§ **Material provided**
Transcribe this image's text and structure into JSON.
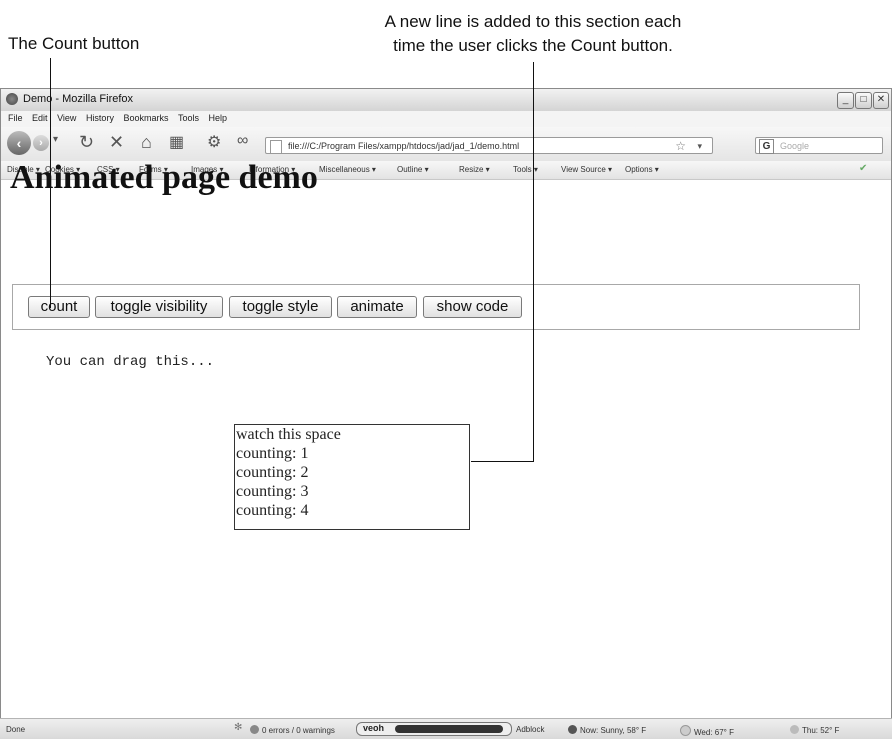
{
  "callouts": {
    "count_button": "The Count button",
    "new_line_1": "A new line is added to this section each",
    "new_line_2": "time the user clicks the Count button."
  },
  "window": {
    "title": "Demo - Mozilla Firefox",
    "controls": [
      "_",
      "□",
      "✕"
    ]
  },
  "menu": [
    "File",
    "Edit",
    "View",
    "History",
    "Bookmarks",
    "Tools",
    "Help"
  ],
  "navigation": {
    "url": "file:///C:/Program Files/xampp/htdocs/jad/jad_1/demo.html",
    "search_placeholder": "Google",
    "search_engine_letter": "G"
  },
  "dev_toolbar": [
    "Disable ▾",
    "Cookies ▾",
    "CSS ▾",
    "Forms ▾",
    "Images ▾",
    "Information ▾",
    "Miscellaneous ▾",
    "Outline ▾",
    "Resize ▾",
    "Tools ▾",
    "View Source ▾",
    "Options ▾"
  ],
  "page": {
    "title": "Animated page demo",
    "buttons": [
      "count",
      "toggle visibility",
      "toggle style",
      "animate",
      "show code"
    ],
    "drag_text": "You can drag this...",
    "watch_box": [
      "watch this space",
      "counting: 1",
      "counting: 2",
      "counting: 3",
      "counting: 4"
    ]
  },
  "status": {
    "done": "Done",
    "errors": "0 errors / 0 warnings",
    "veoh": "veoh",
    "adblock": "Adblock",
    "now": "Now: Sunny, 58° F",
    "wed": "Wed: 67° F",
    "thu": "Thu: 52° F"
  }
}
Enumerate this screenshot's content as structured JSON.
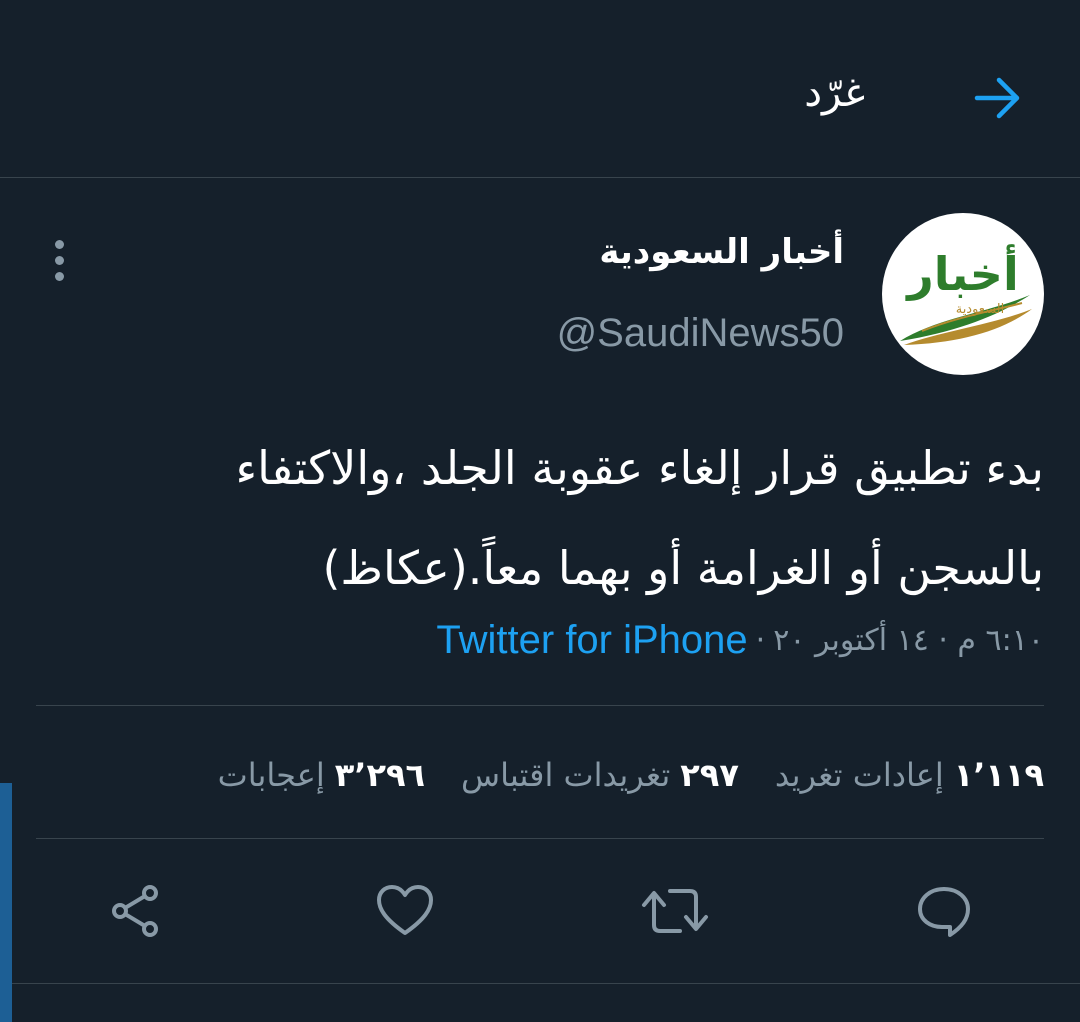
{
  "header": {
    "title": "غرّد",
    "back_icon": "arrow-right-icon"
  },
  "tweet": {
    "avatar": {
      "logo_text": "أخبار",
      "logo_sub": "السعودية",
      "colors": {
        "green": "#2e7d2c",
        "gold": "#b58b2e"
      }
    },
    "display_name": "أخبار السعودية",
    "handle": "@SaudiNews50",
    "text_line1": "بدء تطبيق قرار إلغاء عقوبة الجلد ،والاكتفاء",
    "text_line2": "بالسجن أو الغرامة أو بهما معاً.(عكاظ)",
    "time": "٦:١٠ م · ١٤ أكتوبر ٢٠",
    "separator": "·",
    "source": "Twitter for iPhone"
  },
  "stats": {
    "retweets_count": "١٬١١٩",
    "retweets_label": "إعادات تغريد",
    "quotes_count": "٢٩٧",
    "quotes_label": "تغريدات اقتباس",
    "likes_count": "٣٬٢٩٦",
    "likes_label": "إعجابات"
  },
  "actions": [
    "reply-icon",
    "retweet-icon",
    "like-icon",
    "share-icon"
  ],
  "colors": {
    "background": "#15202b",
    "divider": "#38444d",
    "secondary_text": "#8899a6",
    "accent": "#1da1f2"
  }
}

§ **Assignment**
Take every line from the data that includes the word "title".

§ **Solution to the problem**
    "title": "Demo - Mozilla Firefox",
    "title": "Animated page demo",
    "title": "غرّد",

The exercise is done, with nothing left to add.